In parallel to the above initiatives, that are aimed primarily at ensuring future financial sector stability and risk management, consideration has also been given to additional ways of taxing the financial sector. The European Commission has now set out its vision on this, which consists of a two pronged approach: firstly a global tax on financial transactions (a “Financial Transactions Tax”, or “FTT”) and secondly, an EU-wide tax on profit and remuneration of financial sector companies (“Financial Activities Tax”, or “FAT”). The FTT would be broadly intended to raise important revenues for solutions to global problems, as well as contributing to more stable and efficient financial markets. How the revenue from the FAT would be used is yet to be determined.
Whether such levies are introduced and, if so, how they are structured may have important practical implications for affected financial institutions. One of the key aims of many of the proposals is in fact to influence the behaviour of financial institutions, for example by discouraging excessive risk-taking. For this reason most countries would exclude certain items, such as Tier 1 capital and insured loans, from the levy, and it may be expected that financial institutions will respond accordingly by adapting their funding structures. On the assumption that certain jurisdictions do not introduce such a levy, this may be an important factor in determining where to headquarter a given financial institution.

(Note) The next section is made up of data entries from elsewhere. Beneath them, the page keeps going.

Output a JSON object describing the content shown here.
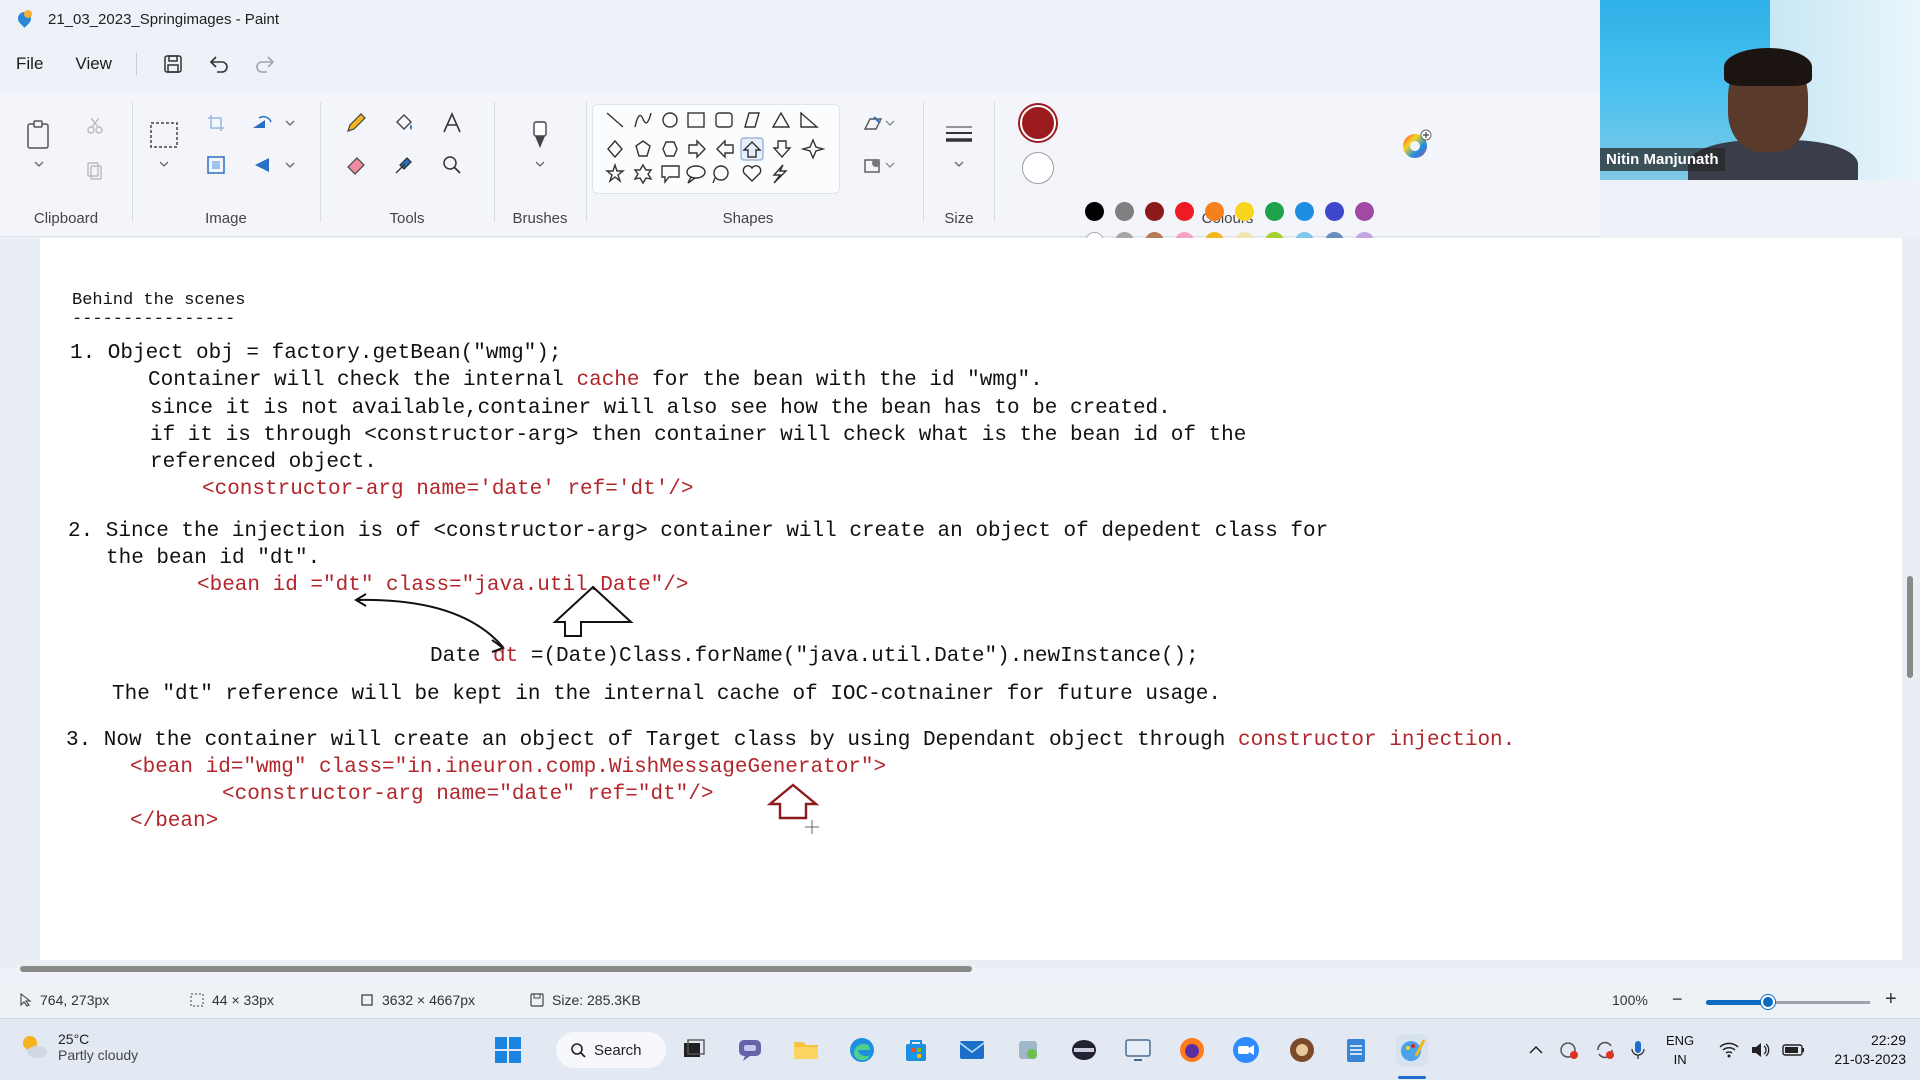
{
  "window": {
    "title": "21_03_2023_Springimages - Paint"
  },
  "menu": {
    "file": "File",
    "view": "View"
  },
  "ribbon": {
    "groups": {
      "clipboard": "Clipboard",
      "image": "Image",
      "tools": "Tools",
      "brushes": "Brushes",
      "shapes": "Shapes",
      "size": "Size",
      "colours": "Colours"
    },
    "current_colors": {
      "primary": "#9b1b1f",
      "secondary": "#ffffff"
    },
    "palette_row1": [
      "#000000",
      "#7f7f7f",
      "#8b1a1a",
      "#ed1c24",
      "#f7801e",
      "#f7d51d",
      "#1fa34a",
      "#1e8fe0",
      "#3f48cc",
      "#a249a4"
    ],
    "palette_row2": [
      "#ffffff",
      "#a6a6a6",
      "#b97a57",
      "#f4a3c0",
      "#f3b61f",
      "#efe4b0",
      "#a3d12c",
      "#7fc6e8",
      "#6c8ebf",
      "#c2a6dd"
    ]
  },
  "webcam": {
    "name": "Nitin Manjunath"
  },
  "canvas": {
    "heading": "Behind the scenes",
    "underline": "----------------",
    "s1_l1": "1. Object obj = factory.getBean(\"wmg\");",
    "s1_l2a": "Container will check the internal ",
    "s1_l2b": "cache",
    "s1_l2c": " for the bean with the id \"wmg\".",
    "s1_l3": "since it is not available,container will also see how the bean has to be created.",
    "s1_l4": "if it is through <constructor-arg> then container will check what is the bean id of the",
    "s1_l5": "referenced object.",
    "s1_l6": "<constructor-arg name='date' ref='dt'/>",
    "s2_l1": "2. Since the injection is of <constructor-arg> container will create an object of depedent class for",
    "s2_l2": "the bean id \"dt\".",
    "s2_l3": "<bean id =\"dt\" class=\"java.util.Date\"/>",
    "s2_l4a": "Date ",
    "s2_l4b": "dt",
    "s2_l4c": " =(Date)Class.forName(\"java.util.Date\").newInstance();",
    "s2_l5": "The \"dt\" reference will be kept in the internal cache of IOC-cotnainer for future usage.",
    "s3_l1a": "3. Now the container will create an object of Target class by using Dependant object through ",
    "s3_l1b": "constructor injection.",
    "s3_l2": "<bean id=\"wmg\" class=\"in.ineuron.comp.WishMessageGenerator\">",
    "s3_l3": "<constructor-arg name=\"date\" ref=\"dt\"/>",
    "s3_l4": "</bean>"
  },
  "status": {
    "cursor": "764, 273px",
    "selection": "44 × 33px",
    "canvas_size": "3632 × 4667px",
    "file_size": "Size: 285.3KB",
    "zoom": "100%",
    "zoom_fraction": 0.38
  },
  "taskbar": {
    "weather_temp": "25°C",
    "weather_desc": "Partly cloudy",
    "search": "Search",
    "lang1": "ENG",
    "lang2": "IN",
    "time": "22:29",
    "date": "21-03-2023"
  }
}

Other differences that could have practical implications include the different rates, including caps and thresholds, and also the situation where the levy is tax deductible in one jurisdiction but not in another. These differences could create distortions, but also present important opportunities.